The Uluru National Park, whilst leased to the government is technically aboriginal land. And you are very much made aware of that. In fact all the ‘you are welcomes’ seem distinctly hollow – I got the impression that it was with some irritation that there’s a cultural centre at all (it is pretty much a money making scheme, I also feel). And whilst in the grand scheme of things it is a truly petty complaint, the Cultural Centre has such appalling grammar in all its displays, it seems almost intentional. It is, of course, not difficult to see why tensions exist (the stories of interaction through most of Australia’s history is more than pretty horrific), but at the risk of sounding like a terrible human being, between here and Alice Springs, my brief encounters with Aboriginal culture have left me with a less than positive thoughts or impressions.

Of my time in the area around Uluru it was not sunset – as you might expect – that was the most special, but sunrise. OK, so I see very few of these in my regular life, but the early start to get to a slight hill slight rise in the sand was worth it for what was, quite frankly, one of the most breathtaking views I have ever seen in my life.

Uluru at Sunrise, Australia

The sunrises were special, that’s for sure, but being hundreds of kilometres (literally) from civilisation, the night skies are absolutely incredible. A band of the Milkyway reaching across the sky, the Southern Cross and Polestar clearly visible the night through; I found it easy to understand why people get obsessed with the stars. Perhaps now is a good time to confess that I am an utter idiot. I have a filter on my lips that usually stops the world knowing it, but sometimes that filter fails, and I come out with things like ‘how surprising that all the constellations in the night sky are upside down!’ All a matter of perspective, and perhaps some idiocy as well.

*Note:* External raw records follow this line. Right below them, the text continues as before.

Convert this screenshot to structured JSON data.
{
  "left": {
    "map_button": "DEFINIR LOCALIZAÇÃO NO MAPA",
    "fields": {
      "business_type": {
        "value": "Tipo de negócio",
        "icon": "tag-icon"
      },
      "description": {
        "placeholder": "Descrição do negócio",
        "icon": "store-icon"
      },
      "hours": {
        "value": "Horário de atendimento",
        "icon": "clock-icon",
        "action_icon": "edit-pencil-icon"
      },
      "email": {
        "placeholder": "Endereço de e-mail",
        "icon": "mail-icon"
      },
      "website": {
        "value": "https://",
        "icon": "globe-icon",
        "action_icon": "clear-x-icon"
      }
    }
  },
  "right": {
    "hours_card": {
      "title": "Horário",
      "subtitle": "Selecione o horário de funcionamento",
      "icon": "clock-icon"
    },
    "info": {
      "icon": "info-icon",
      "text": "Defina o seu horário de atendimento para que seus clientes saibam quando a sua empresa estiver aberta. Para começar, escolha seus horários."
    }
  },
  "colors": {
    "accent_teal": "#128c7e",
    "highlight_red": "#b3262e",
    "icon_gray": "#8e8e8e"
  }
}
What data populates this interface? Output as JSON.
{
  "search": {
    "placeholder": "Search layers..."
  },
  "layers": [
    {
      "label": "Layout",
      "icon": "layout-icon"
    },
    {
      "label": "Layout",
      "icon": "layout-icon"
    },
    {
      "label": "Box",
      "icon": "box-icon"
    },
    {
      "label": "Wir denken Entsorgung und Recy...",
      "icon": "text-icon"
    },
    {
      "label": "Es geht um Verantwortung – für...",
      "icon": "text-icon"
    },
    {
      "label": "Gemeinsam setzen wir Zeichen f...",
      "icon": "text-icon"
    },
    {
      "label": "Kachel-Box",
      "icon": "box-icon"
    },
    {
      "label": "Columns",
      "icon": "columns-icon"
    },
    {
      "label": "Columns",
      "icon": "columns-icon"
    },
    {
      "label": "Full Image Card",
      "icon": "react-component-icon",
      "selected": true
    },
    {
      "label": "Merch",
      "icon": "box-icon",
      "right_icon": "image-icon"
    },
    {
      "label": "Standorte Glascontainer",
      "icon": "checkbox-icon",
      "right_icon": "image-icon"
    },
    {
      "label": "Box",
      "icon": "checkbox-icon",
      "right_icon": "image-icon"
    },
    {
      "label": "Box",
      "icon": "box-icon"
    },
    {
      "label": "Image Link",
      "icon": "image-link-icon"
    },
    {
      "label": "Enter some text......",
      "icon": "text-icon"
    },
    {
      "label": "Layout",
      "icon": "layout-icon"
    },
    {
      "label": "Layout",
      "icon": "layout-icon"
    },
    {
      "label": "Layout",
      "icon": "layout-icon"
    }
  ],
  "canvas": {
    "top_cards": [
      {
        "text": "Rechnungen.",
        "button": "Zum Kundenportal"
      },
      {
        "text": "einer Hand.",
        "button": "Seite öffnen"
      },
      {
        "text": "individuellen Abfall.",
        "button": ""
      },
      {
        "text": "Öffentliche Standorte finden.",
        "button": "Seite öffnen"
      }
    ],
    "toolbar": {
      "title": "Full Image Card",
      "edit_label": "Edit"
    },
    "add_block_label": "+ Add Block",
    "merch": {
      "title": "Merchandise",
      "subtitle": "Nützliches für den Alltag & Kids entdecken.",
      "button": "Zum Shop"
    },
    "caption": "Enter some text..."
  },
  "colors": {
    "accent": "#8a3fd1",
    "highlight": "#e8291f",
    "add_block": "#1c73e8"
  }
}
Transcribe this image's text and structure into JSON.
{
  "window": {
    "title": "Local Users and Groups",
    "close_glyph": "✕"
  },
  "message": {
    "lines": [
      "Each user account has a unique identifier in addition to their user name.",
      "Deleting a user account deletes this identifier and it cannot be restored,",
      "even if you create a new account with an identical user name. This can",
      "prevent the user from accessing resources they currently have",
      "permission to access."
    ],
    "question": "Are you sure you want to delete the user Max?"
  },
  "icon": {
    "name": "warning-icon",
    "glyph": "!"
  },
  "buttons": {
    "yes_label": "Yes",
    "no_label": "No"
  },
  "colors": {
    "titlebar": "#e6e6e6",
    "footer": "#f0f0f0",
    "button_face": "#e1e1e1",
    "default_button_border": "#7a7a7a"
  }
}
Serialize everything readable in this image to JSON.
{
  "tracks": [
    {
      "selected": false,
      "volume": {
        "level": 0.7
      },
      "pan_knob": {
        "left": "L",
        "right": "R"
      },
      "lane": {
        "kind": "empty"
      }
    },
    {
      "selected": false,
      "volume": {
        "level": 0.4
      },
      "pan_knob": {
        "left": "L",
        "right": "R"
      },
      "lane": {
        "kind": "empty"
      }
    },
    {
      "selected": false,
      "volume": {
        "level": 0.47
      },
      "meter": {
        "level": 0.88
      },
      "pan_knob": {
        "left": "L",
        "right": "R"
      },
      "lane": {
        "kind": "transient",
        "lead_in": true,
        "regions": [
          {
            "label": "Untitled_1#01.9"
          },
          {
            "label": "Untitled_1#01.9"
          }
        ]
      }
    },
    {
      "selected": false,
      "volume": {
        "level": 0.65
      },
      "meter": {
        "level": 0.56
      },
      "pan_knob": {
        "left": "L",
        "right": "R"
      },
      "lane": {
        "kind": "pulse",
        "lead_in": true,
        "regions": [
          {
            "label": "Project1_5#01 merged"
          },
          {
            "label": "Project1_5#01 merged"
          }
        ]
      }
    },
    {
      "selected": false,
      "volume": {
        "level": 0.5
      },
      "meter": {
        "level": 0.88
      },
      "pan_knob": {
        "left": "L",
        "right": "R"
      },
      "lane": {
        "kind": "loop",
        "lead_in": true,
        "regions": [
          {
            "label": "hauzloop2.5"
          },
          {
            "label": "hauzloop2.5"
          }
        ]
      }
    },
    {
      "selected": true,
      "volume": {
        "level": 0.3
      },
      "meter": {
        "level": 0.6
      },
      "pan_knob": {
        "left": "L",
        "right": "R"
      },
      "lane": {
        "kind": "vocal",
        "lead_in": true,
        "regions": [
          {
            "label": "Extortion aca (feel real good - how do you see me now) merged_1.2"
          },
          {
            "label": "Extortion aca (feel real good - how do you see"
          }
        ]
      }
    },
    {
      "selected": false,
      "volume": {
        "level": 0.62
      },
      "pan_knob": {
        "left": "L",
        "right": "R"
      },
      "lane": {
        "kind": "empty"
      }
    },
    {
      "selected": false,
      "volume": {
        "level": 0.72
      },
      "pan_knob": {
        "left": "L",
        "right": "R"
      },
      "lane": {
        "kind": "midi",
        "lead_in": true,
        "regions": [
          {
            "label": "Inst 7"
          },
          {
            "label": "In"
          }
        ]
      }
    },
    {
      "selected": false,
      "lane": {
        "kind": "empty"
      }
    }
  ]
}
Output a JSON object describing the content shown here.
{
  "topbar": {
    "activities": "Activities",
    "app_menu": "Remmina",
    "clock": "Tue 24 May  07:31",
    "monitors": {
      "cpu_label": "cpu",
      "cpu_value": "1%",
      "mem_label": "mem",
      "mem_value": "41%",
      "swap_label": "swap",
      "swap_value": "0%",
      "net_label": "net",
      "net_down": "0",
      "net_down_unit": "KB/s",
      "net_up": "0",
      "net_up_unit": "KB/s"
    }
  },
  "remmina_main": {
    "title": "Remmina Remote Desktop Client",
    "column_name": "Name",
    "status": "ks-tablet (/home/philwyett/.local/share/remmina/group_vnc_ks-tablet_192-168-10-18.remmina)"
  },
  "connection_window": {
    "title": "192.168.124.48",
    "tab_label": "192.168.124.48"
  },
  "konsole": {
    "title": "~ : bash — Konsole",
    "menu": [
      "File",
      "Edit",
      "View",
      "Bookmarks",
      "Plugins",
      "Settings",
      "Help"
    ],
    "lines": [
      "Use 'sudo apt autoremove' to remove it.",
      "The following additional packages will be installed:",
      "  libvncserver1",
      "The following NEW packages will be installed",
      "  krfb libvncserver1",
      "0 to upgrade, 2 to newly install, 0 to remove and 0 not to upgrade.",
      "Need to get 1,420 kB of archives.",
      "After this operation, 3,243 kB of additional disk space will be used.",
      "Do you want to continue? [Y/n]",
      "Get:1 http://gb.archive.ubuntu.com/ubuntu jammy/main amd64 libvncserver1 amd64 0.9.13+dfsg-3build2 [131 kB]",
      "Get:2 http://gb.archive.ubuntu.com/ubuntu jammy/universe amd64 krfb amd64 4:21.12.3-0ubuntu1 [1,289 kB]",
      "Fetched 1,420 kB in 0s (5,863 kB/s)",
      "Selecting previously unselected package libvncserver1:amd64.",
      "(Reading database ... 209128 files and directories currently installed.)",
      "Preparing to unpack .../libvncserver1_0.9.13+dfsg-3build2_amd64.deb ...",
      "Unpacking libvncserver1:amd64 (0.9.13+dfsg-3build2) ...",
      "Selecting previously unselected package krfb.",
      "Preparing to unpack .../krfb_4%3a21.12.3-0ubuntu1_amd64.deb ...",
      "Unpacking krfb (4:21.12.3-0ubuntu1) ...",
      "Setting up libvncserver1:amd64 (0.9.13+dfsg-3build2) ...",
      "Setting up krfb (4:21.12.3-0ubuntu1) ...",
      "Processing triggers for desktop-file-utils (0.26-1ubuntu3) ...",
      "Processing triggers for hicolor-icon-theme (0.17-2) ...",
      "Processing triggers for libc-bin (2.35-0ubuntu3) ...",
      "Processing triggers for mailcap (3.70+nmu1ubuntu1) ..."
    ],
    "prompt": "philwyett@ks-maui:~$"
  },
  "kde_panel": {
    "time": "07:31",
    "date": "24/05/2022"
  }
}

Whilst the natural landscape captures most of the attention, let’s not forget that there are some residents that live out in the wild. It’s a good job that we weren’t there on a wildlife spotting adventure, because all we saw was one feral camel, but we did stop on one roadside farming station that adopts orphan kangaroo joeys and rears them to be released back into the wild. If I could have one, I totally would.

Orphan Joeys, Australia

Whilst it may seem like Uluru is the only thing out there, it is indeed not. Kata Tuja and Kings Canyon (why the latter is still known by its English name when the others have resorted to their originals, I have no idea) are both here too, albeit each separated by a large amount of sand and scrubland. Our trip included hiking in both of these – early morning hiking, if you don’t start before 10 am you don’t do it that day because it is simply too hot – and they were both utterly spectacular. Almost more so than their famous friend. Both of these actually are rock, which makes me feel slightly better about my woeful geological knowledge, both formed as the tectonic plates that once met in the centre of Australia collided and pushed each other about (yes, that’s the technical description), both of which now have been weathered by time into something incredible.

The Outback was a lot more fun than I was expecting (especially after my encounter with Alice Springs). It of course helped, having booked it as a tour, that there were a great group of people and a knowledgable driver, but bouncing about dirt roads in Echo, our monster of the ‘4×4’ described in the brochure, and the starkly stunning beauty of the place is pretty hard to be down on. I think perhaps the right phrase is awe-inspiring.

The Outback, Australia